§ Instructions to follow: Would you filter these records and copy every line that has the word "value"?

§ Items from a data source:
::::

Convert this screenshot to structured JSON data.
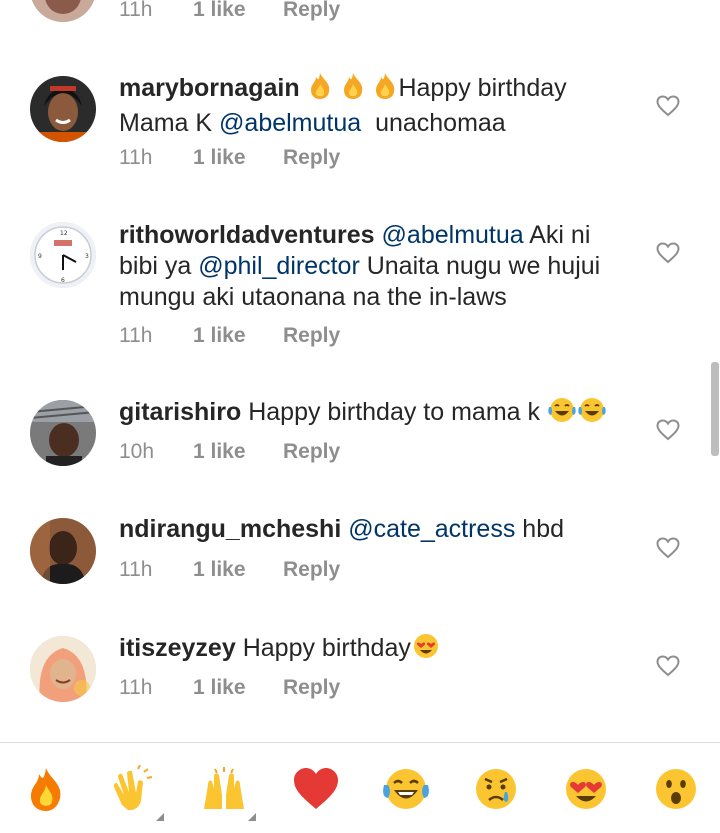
{
  "comments": [
    {
      "username": "",
      "text_parts": [],
      "time": "11h",
      "likes": "1 like",
      "reply": "Reply"
    },
    {
      "username": "marybornagain",
      "text_parts": [
        {
          "type": "emoji",
          "name": "fire-icon"
        },
        {
          "type": "emoji",
          "name": "fire-icon"
        },
        {
          "type": "emoji",
          "name": "fire-icon"
        },
        {
          "type": "text",
          "value": "Happy birthday Mama K "
        },
        {
          "type": "mention",
          "value": "@abelmutua"
        },
        {
          "type": "text",
          "value": "  unachomaa"
        }
      ],
      "time": "11h",
      "likes": "1 like",
      "reply": "Reply"
    },
    {
      "username": "rithoworldadventures",
      "text_parts": [
        {
          "type": "mention",
          "value": "@abelmutua"
        },
        {
          "type": "text",
          "value": " Aki ni bibi ya "
        },
        {
          "type": "mention",
          "value": "@phil_director"
        },
        {
          "type": "text",
          "value": " Unaita nugu we hujui mungu aki utaonana na the in-laws"
        }
      ],
      "time": "11h",
      "likes": "1 like",
      "reply": "Reply"
    },
    {
      "username": "gitarishiro",
      "text_parts": [
        {
          "type": "text",
          "value": "Happy birthday to mama k "
        },
        {
          "type": "emoji",
          "name": "tears-of-joy-icon"
        },
        {
          "type": "emoji",
          "name": "tears-of-joy-icon"
        }
      ],
      "time": "10h",
      "likes": "1 like",
      "reply": "Reply"
    },
    {
      "username": "ndirangu_mcheshi",
      "text_parts": [
        {
          "type": "mention",
          "value": "@cate_actress"
        },
        {
          "type": "text",
          "value": " hbd"
        }
      ],
      "time": "11h",
      "likes": "1 like",
      "reply": "Reply"
    },
    {
      "username": "itiszeyzey",
      "text_parts": [
        {
          "type": "text",
          "value": "Happy birthday"
        },
        {
          "type": "emoji",
          "name": "heart-eyes-icon"
        }
      ],
      "time": "11h",
      "likes": "1 like",
      "reply": "Reply"
    }
  ],
  "emoji_bar": [
    {
      "name": "fire-icon"
    },
    {
      "name": "clapping-hands-icon"
    },
    {
      "name": "raising-hands-icon"
    },
    {
      "name": "red-heart-icon"
    },
    {
      "name": "tears-of-joy-icon"
    },
    {
      "name": "crying-face-icon"
    },
    {
      "name": "heart-eyes-icon"
    },
    {
      "name": "surprised-face-icon"
    }
  ],
  "colors": {
    "text": "#262626",
    "muted": "#8e8e8e",
    "mention": "#003569",
    "divider": "#dbdbdb"
  }
}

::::

§ Output of the task:
          "value": "Happy birthday Mama K "
          "value": "@abelmutua"
          "value": "  unachomaa"
          "value": "@abelmutua"
          "value": " Aki ni bibi ya "
          "value": "@phil_director"
          "value": " Unaita nugu we hujui mungu aki utaonana na the in-laws"
          "value": "Happy birthday to mama k "
          "value": "@cate_actress"
          "value": " hbd"
          "value": "Happy birthday"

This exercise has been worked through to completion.